» **BRIEF**: Your task is to gather the lines below that hold the string "value".

» **INPUT DATA**:
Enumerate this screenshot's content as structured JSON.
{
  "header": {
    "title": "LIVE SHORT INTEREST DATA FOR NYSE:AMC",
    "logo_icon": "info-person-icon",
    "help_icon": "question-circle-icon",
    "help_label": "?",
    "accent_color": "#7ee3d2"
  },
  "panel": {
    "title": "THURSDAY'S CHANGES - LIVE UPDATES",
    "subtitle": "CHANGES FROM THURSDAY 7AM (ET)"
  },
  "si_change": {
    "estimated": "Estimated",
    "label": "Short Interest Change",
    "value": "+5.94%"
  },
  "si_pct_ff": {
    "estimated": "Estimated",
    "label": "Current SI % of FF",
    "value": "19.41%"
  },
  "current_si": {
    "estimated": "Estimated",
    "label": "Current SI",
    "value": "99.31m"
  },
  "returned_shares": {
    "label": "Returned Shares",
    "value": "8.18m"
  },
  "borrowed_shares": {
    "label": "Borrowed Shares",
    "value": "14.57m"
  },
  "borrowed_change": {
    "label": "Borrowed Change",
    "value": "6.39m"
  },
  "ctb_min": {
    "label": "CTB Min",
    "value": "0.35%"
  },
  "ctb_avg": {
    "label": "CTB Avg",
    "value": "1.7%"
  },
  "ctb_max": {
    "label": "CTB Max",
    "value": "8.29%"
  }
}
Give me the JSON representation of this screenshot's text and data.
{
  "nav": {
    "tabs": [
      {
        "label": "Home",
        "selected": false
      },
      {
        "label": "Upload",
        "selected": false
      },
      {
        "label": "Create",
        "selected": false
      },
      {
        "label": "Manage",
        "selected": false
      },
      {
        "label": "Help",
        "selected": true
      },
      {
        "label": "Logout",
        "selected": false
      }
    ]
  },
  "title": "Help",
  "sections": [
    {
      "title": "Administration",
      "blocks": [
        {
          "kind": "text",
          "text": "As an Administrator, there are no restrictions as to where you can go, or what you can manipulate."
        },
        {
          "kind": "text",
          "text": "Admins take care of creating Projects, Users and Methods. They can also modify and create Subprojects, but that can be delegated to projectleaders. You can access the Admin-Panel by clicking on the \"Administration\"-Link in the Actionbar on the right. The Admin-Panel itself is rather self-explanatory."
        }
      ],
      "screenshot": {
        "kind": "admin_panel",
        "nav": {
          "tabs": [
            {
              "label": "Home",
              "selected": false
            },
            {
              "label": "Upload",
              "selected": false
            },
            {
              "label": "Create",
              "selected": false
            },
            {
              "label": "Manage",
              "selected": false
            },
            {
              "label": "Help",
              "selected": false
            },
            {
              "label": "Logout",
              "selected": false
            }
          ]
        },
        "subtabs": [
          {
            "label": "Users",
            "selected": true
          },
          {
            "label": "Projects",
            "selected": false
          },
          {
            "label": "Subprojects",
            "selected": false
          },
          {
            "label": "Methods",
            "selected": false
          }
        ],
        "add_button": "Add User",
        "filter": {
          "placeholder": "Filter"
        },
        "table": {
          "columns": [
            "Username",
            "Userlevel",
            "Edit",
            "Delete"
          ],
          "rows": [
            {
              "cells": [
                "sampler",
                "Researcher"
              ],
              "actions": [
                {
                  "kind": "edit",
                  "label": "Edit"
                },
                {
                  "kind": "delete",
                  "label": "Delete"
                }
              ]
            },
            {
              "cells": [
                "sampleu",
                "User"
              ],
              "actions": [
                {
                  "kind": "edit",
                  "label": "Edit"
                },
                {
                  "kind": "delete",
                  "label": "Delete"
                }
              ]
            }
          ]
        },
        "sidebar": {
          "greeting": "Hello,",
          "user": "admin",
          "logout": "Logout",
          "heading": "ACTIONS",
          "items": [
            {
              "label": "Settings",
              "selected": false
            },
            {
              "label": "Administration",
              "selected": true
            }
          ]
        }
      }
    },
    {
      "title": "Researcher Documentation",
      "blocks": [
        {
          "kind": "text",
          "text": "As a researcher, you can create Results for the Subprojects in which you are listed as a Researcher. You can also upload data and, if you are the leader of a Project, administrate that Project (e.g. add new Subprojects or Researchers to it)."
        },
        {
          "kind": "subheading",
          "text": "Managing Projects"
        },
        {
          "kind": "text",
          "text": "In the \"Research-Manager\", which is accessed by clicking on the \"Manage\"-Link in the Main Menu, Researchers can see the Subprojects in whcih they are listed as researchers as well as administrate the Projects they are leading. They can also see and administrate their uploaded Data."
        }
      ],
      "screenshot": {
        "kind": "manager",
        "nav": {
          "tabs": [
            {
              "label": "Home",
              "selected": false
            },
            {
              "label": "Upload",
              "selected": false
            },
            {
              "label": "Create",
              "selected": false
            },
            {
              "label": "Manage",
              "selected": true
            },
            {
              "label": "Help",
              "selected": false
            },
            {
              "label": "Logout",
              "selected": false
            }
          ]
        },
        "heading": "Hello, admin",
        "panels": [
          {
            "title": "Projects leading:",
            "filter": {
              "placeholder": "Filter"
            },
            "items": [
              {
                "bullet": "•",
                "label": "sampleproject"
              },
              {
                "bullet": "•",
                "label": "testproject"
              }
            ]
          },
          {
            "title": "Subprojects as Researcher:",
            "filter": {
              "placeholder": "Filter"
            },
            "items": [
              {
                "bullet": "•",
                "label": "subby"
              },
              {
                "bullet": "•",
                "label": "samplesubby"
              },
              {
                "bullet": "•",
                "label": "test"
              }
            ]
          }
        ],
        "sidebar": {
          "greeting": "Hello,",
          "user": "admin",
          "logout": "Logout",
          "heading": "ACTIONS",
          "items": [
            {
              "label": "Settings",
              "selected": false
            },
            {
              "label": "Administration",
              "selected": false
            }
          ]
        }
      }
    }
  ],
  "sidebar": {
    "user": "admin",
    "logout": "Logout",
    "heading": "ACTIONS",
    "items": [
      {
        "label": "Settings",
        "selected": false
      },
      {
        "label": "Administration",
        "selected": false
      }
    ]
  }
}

» **RESPONSE TO THE EXERCISE**:
    "value": "+5.94%"
    "value": "19.41%"
    "value": "99.31m"
    "value": "8.18m"
    "value": "14.57m"
    "value": "6.39m"
    "value": "0.35%"
    "value": "1.7%"
    "value": "8.29%"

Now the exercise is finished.